Aim of the exercise:
Quote word for word the lines starting at the line with "Read all visible" and ending at the final line of the entries. Leave out any pictures.

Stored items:
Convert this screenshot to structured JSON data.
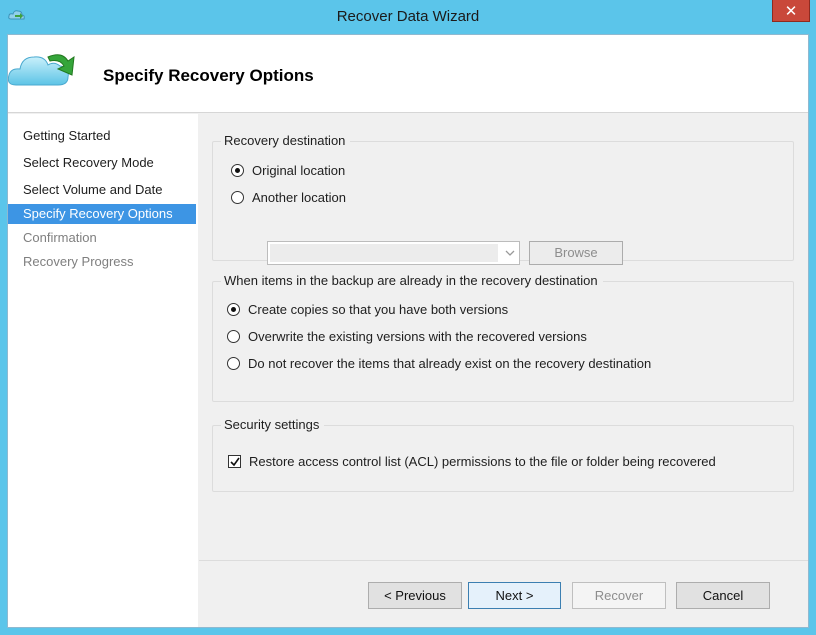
{
  "window": {
    "title": "Recover Data Wizard"
  },
  "header": {
    "title": "Specify Recovery Options"
  },
  "nav": {
    "items": [
      {
        "label": "Getting Started",
        "state": "done"
      },
      {
        "label": "Select Recovery Mode",
        "state": "done"
      },
      {
        "label": "Select Volume and Date",
        "state": "done"
      },
      {
        "label": "Specify Recovery Options",
        "state": "active"
      },
      {
        "label": "Confirmation",
        "state": "future"
      },
      {
        "label": "Recovery Progress",
        "state": "future"
      }
    ]
  },
  "recovery_destination": {
    "label": "Recovery destination",
    "options": [
      {
        "label": "Original location",
        "selected": true
      },
      {
        "label": "Another location",
        "selected": false
      }
    ],
    "location_value": "",
    "browse_label": "Browse"
  },
  "conflict": {
    "label": "When items in the backup are already in the recovery destination",
    "options": [
      {
        "label": "Create copies so that you have both versions",
        "selected": true
      },
      {
        "label": "Overwrite the existing versions with the recovered versions",
        "selected": false
      },
      {
        "label": "Do not recover the items that already exist on the recovery destination",
        "selected": false
      }
    ]
  },
  "security": {
    "label": "Security settings",
    "acl_label": "Restore access control list (ACL) permissions to the file or folder being recovered",
    "acl_checked": true
  },
  "footer": {
    "previous_label": "< Previous",
    "next_label": "Next >",
    "recover_label": "Recover",
    "cancel_label": "Cancel"
  },
  "colors": {
    "title_bar": "#5bc5ea",
    "nav_active": "#3d95e4",
    "close_button": "#c9483a"
  },
  "icons": {
    "app": "cloud-recovery-icon",
    "header": "cloud-arrow-icon",
    "close": "close-icon"
  }
}
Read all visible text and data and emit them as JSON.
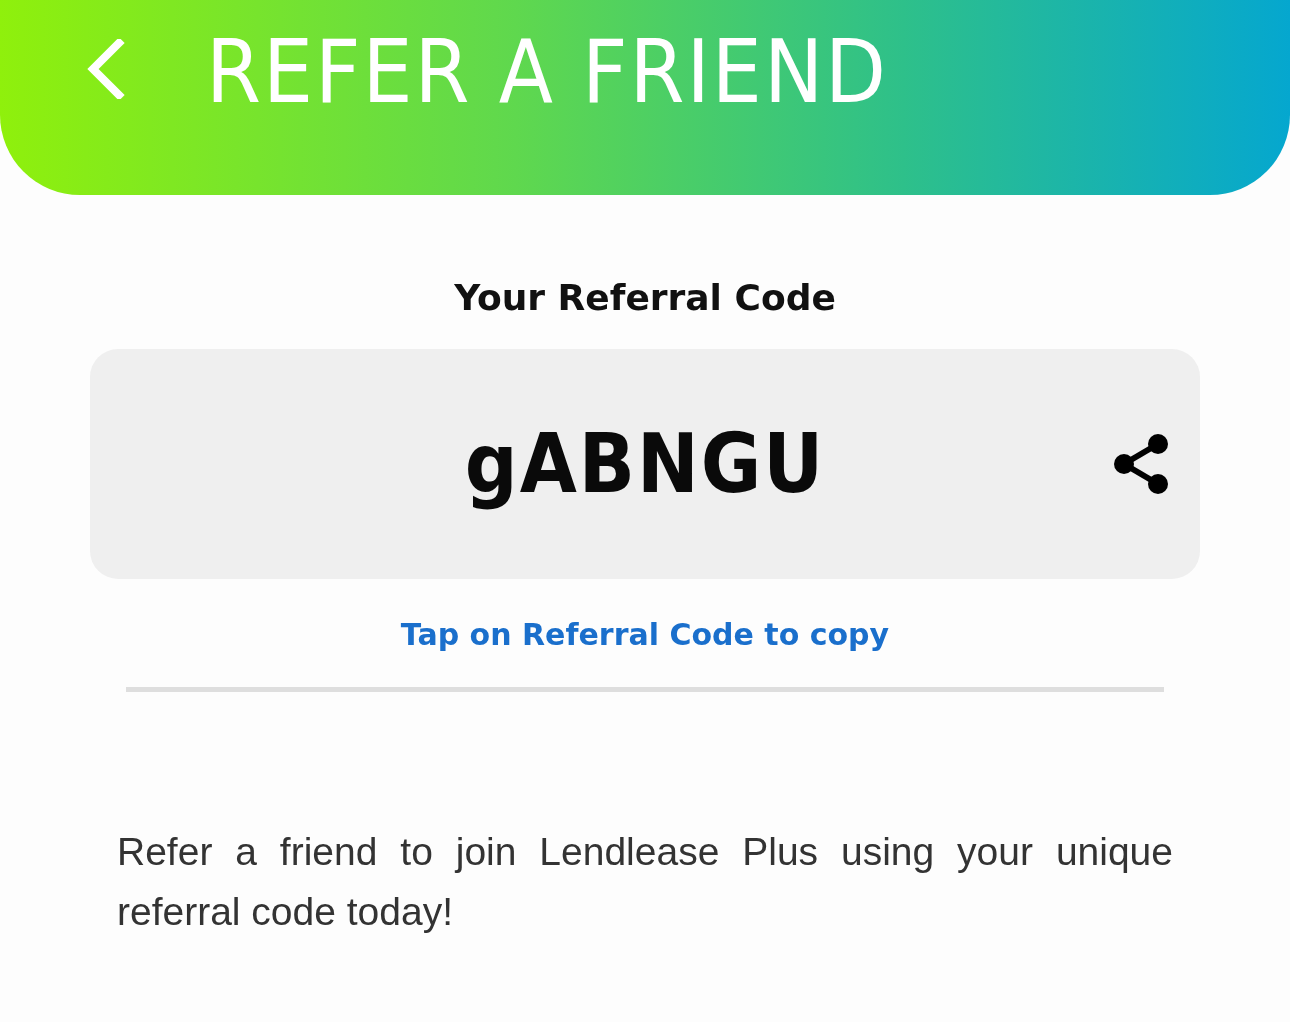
{
  "header": {
    "title": "REFER A FRIEND"
  },
  "referral": {
    "heading": "Your Referral Code",
    "code": "gABNGU",
    "copy_hint": "Tap on Referral Code to copy"
  },
  "description": "Refer a friend to join Lendlease Plus using your unique referral code today!"
}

Task answer:
Read all visible text and data and emit them as JSON.
{
  "header": {
    "title": "REFER A FRIEND"
  },
  "referral": {
    "heading": "Your Referral Code",
    "code": "gABNGU",
    "copy_hint": "Tap on Referral Code to copy"
  },
  "description": "Refer a friend to join Lendlease Plus using your unique referral code today!"
}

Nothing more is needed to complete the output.